This is great but how do people find your research in the first place?
The second part to this revolves around advertising in the classical sense. The economist John Kenneth Galbraith famously outlined in his 1958 book The Affluent Society how the function of advertising is to “create desires – to bring into being wants that previously did not exist”. This is as true for advertising a new academic paper as it is advertising a new product. Advertisers place adverts where they know their intended audience will likely see it. The equivalent for research is choosing the journal where the audience you want to find your work will most likely see it.
Finally, the third part. Seeing the advert or article is one thing but there is no guarantee that once they have seen it, they will “want” to buy it or in our case read and engage with it. It most cases seeing it will involve a split-second look at the title and an instant decision whether to take a second look or move on. Therefore, the title, and then the abstract, is so important to get right. Titles and abstracts are what advertise your research ideas. Their function is creating the desire among readers, to make readers want to read something that before they saw it they previously did not know existed. You can read more on what makes good and bad titles and abstracts here, but my advice is to think of the title like a newspaper headline. The title needs to be eye-catching. It needs to make your research ‘visible’ in the first place and make people stick around long enough to read the abstract. The abstract must then convince the reader that this is a ‘quality’ piece of research such that investing the time to read it will pay-off. What this means is returning to those two key questions that we started with: “What do we know?” and “What should we know that we don’t know?” A good abstract will tell the reader this and one more thing: how your research which is being presented in the article advances regional thinking and regional debate.
Go on, give it a go!

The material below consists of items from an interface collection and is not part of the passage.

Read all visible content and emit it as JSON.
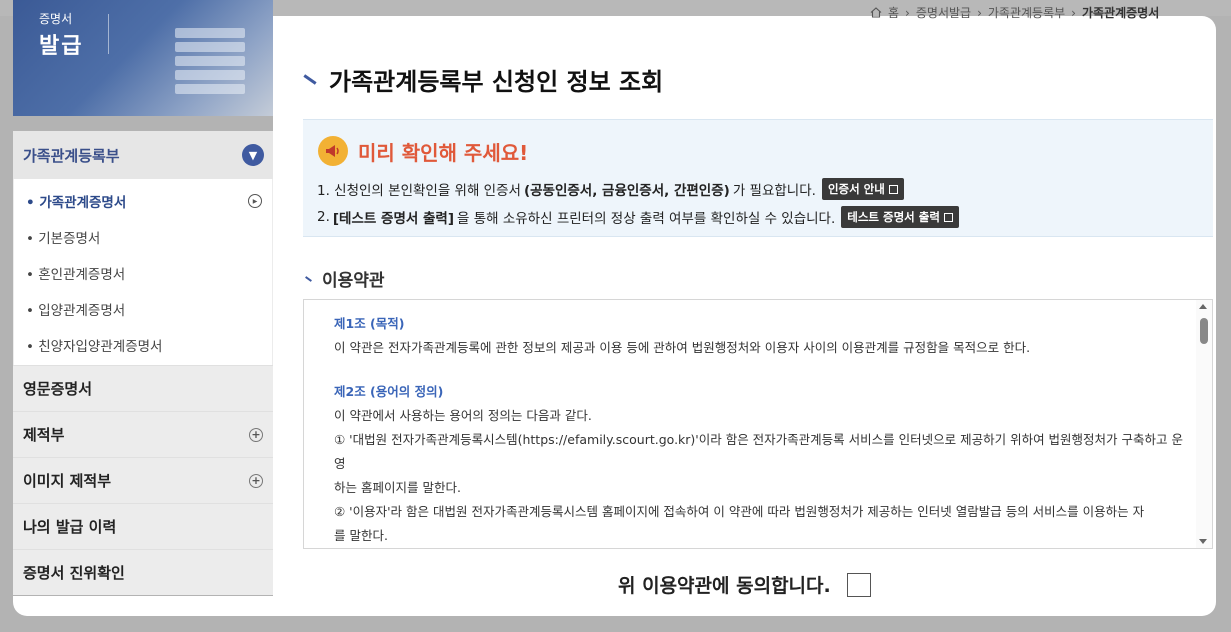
{
  "banner": {
    "title_small": "증명서",
    "title_big": "발급"
  },
  "breadcrumb": {
    "home": "홈",
    "level1": "증명서발급",
    "level2": "가족관계등록부",
    "current": "가족관계증명서"
  },
  "sidebar": {
    "header": "가족관계등록부",
    "sub_items": [
      {
        "label": "• 가족관계증명서",
        "active": true
      },
      {
        "label": "• 기본증명서"
      },
      {
        "label": "• 혼인관계증명서"
      },
      {
        "label": "• 입양관계증명서"
      },
      {
        "label": "• 친양자입양관계증명서"
      }
    ],
    "menu": [
      {
        "label": "영문증명서",
        "expandable": false
      },
      {
        "label": "제적부",
        "expandable": true
      },
      {
        "label": "이미지 제적부",
        "expandable": true
      },
      {
        "label": "나의 발급 이력",
        "expandable": false
      },
      {
        "label": "증명서 진위확인",
        "expandable": false
      }
    ]
  },
  "page": {
    "title": "가족관계등록부 신청인 정보 조회"
  },
  "notice": {
    "heading": "미리 확인해 주세요!",
    "line1_pre": "1. 신청인의 본인확인을 위해 인증서",
    "line1_bold": "(공동인증서, 금융인증서, 간편인증)",
    "line1_post": "가 필요합니다.",
    "line1_button": "인증서 안내",
    "line2_pre": "2. ",
    "line2_bold": "[테스트 증명서 출력]",
    "line2_post": "을 통해 소유하신 프린터의 정상 출력 여부를 확인하실 수 있습니다.",
    "line2_button": "테스트 증명서 출력"
  },
  "terms": {
    "section_title": "이용약관",
    "art1_title": "제1조 (목적)",
    "art1_text": "이 약관은 전자가족관계등록에 관한 정보의 제공과 이용 등에 관하여 법원행정처와 이용자 사이의 이용관계를 규정함을 목적으로 한다.",
    "art2_title": "제2조 (용어의 정의)",
    "art2_intro": "이 약관에서 사용하는 용어의 정의는 다음과 같다.",
    "art2_item1a": "① '대법원 전자가족관계등록시스템(https://efamily.scourt.go.kr)'이라 함은 전자가족관계등록 서비스를 인터넷으로 제공하기 위하여 법원행정처가 구축하고 운영",
    "art2_item1b": "하는 홈페이지를 말한다.",
    "art2_item2a": "② '이용자'라 함은 대법원 전자가족관계등록시스템 홈페이지에 접속하여 이 약관에 따라 법원행정처가 제공하는 인터넷 열람발급 등의 서비스를 이용하는 자",
    "art2_item2b": "를 말한다."
  },
  "agree": {
    "label": "위 이용약관에 동의합니다.",
    "checked": false
  },
  "colors": {
    "accent": "#3f5aa0",
    "notice_heading": "#e0593a",
    "link_blue": "#3a65b8"
  }
}
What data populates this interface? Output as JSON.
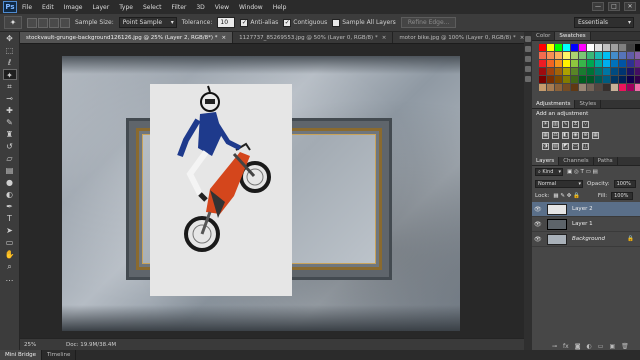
{
  "app": {
    "logo": "Ps"
  },
  "menu": [
    "File",
    "Edit",
    "Image",
    "Layer",
    "Type",
    "Select",
    "Filter",
    "3D",
    "View",
    "Window",
    "Help"
  ],
  "window_controls": [
    "—",
    "□",
    "✕"
  ],
  "options": {
    "sample_size_label": "Sample Size:",
    "sample_size_value": "Point Sample",
    "tolerance_label": "Tolerance:",
    "tolerance_value": "10",
    "antialias_label": "Anti-alias",
    "contiguous_label": "Contiguous",
    "sample_all_label": "Sample All Layers",
    "refine_edge_label": "Refine Edge...",
    "workspace_value": "Essentials"
  },
  "tabs": [
    {
      "label": "stockvault-grunge-background126126.jpg @ 25% (Layer 2, RGB/8*) *",
      "close": "×"
    },
    {
      "label": "1127737_85269553.jpg @ 50% (Layer 0, RGB/8) *",
      "close": "×"
    },
    {
      "label": "motor bike.jpg @ 100% (Layer 0, RGB/8) *",
      "close": "×"
    }
  ],
  "status": {
    "zoom": "25%",
    "doc": "Doc: 19.9M/38.4M"
  },
  "bottom_tabs": [
    "Mini Bridge",
    "Timeline"
  ],
  "panels": {
    "color_tabs": [
      "Color",
      "Swatches"
    ],
    "adjust_tabs": [
      "Adjustments",
      "Styles"
    ],
    "adjust_title": "Add an adjustment",
    "layers_tabs": [
      "Layers",
      "Channels",
      "Paths"
    ],
    "kind_label": "Kind",
    "blend_mode": "Normal",
    "opacity_label": "Opacity:",
    "opacity_value": "100%",
    "lock_label": "Lock:",
    "fill_label": "Fill:",
    "fill_value": "100%",
    "layers": [
      {
        "name": "Layer 2"
      },
      {
        "name": "Layer 1"
      },
      {
        "name": "Background"
      }
    ]
  },
  "colors": {
    "swatches": [
      "#ff0000",
      "#ffff00",
      "#00ff00",
      "#00ffff",
      "#0000ff",
      "#ff00ff",
      "#ffffff",
      "#e0e0e0",
      "#c0c0c0",
      "#a0a0a0",
      "#808080",
      "#404040",
      "#000000",
      "#f26c4f",
      "#f68e55",
      "#fbaf5c",
      "#fff467",
      "#acd372",
      "#7cc576",
      "#3bb878",
      "#1abbb4",
      "#00bff3",
      "#438cca",
      "#5574b9",
      "#605ca8",
      "#855fa8",
      "#ed1c24",
      "#f26522",
      "#f7941d",
      "#fff200",
      "#8dc73f",
      "#39b54a",
      "#00a651",
      "#00a99d",
      "#00aeef",
      "#0072bc",
      "#0054a6",
      "#2e3192",
      "#662d91",
      "#9e0b0f",
      "#a0410d",
      "#a36209",
      "#aba000",
      "#598527",
      "#1a7b30",
      "#007236",
      "#00746b",
      "#0076a3",
      "#004b80",
      "#003471",
      "#1b1464",
      "#440e62",
      "#790000",
      "#7b2e00",
      "#7d4900",
      "#827b00",
      "#406618",
      "#005e20",
      "#005826",
      "#005952",
      "#005b7f",
      "#003663",
      "#002157",
      "#0d004c",
      "#32004b",
      "#c69c6d",
      "#a67c52",
      "#8c6239",
      "#754c24",
      "#603913",
      "#998675",
      "#736357",
      "#534741",
      "#362f2d",
      "#c7b299",
      "#ed145b",
      "#9e005d",
      "#f06eaa"
    ]
  }
}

John Harrison is Reader in Human Geography at Loughborough University, UK. He is editor of the Urban and Regional Horizons section of Regional Studies. This article is based on a presentation delivered at the 2017 RSA Student and Early Career Conference in Newcastle. You can follow him on twitter @DrJWHarrison.